In 1982, the actress and North American philanthropist Dina Merrill, baptised the aeroplane before its first mission which took place in Panama. During its first years of service, the flying hospital achieved great popularity and recognition amongst North American society.

In 1992, Orbis gets a new aeroplane, a DC-10 that doubles the size of the DC-8, allowing for the aeroplanes’ equipment to increase. Additionally, in that first decade, great advances in material used for ophthalmological interventions were made and taken advantage of to update its equipment.

In 2016, FedEx donates an MD-10, which, thanks to the collaboration of different companies and organisms, is equipped with the most modern of technologies. The MD-10 also boasts a range that doubles that of its predecessor and only two rather than three pilots are required to fly it.

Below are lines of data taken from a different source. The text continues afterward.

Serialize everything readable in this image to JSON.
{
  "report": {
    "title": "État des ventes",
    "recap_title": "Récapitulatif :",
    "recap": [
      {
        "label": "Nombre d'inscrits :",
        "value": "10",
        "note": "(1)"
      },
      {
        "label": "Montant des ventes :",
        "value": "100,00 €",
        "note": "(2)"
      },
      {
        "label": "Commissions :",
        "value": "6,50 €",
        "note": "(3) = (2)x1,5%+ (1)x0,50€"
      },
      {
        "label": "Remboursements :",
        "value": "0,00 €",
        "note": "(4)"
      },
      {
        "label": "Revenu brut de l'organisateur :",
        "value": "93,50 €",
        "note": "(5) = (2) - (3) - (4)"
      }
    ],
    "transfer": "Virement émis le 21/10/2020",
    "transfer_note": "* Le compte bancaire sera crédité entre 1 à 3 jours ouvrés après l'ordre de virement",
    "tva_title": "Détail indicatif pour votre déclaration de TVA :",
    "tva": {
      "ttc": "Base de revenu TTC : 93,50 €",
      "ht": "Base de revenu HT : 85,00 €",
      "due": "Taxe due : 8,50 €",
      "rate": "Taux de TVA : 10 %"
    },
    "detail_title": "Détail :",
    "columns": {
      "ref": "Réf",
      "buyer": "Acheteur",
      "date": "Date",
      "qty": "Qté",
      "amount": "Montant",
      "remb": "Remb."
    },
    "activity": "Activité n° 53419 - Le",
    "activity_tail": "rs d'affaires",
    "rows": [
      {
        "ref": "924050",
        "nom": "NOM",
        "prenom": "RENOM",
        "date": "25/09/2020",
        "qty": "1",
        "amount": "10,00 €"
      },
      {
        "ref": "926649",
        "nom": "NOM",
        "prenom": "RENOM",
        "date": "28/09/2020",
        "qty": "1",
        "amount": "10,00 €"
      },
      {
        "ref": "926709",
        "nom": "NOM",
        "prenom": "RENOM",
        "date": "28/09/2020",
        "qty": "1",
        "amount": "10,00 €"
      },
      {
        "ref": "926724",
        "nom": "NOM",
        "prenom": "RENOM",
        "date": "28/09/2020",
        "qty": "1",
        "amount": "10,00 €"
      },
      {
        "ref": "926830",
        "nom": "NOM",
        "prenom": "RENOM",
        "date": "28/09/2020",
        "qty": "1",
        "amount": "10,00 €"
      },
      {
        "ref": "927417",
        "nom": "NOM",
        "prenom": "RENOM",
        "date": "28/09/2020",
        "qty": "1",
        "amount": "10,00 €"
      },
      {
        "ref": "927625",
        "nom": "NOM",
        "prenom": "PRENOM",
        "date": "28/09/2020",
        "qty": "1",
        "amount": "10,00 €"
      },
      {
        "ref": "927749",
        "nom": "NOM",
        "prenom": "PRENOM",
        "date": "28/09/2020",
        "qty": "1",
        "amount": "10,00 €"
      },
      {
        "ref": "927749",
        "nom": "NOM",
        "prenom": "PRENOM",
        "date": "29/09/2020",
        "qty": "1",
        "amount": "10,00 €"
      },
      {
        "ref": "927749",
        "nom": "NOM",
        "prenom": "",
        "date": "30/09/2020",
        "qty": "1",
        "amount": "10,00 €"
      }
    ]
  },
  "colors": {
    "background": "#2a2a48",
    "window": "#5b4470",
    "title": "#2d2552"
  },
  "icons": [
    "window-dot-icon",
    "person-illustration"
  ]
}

At present, volunteers from FedEx are the pilots in charge of flying this plane.

Visit the Flying Eye medicalised aeroplane virtually

And, well, as you can imagine, actually visiting the aeroplane would be quite difficult. So Orbis has designed a virtual tour for all aero nerds like us to take a peek inside.

Sam Chui, the well-known aviation youtuber has also posted a video on board the aeroplane. Don’t miss it!

We hope you’ve found this article useful and you’ve learnt a little more about medicalised aeroplanes and the incredible job Orbis is doing with its Flying Eye Hospital.

If you’d like to discover more interesting aviation facts, we suggest you take a look at our aviation blog where you can read about how to plan a flight route, what aircraft livery is, or even how are aeroplanes and birds similar. Don’t miss them!

You may be interested in…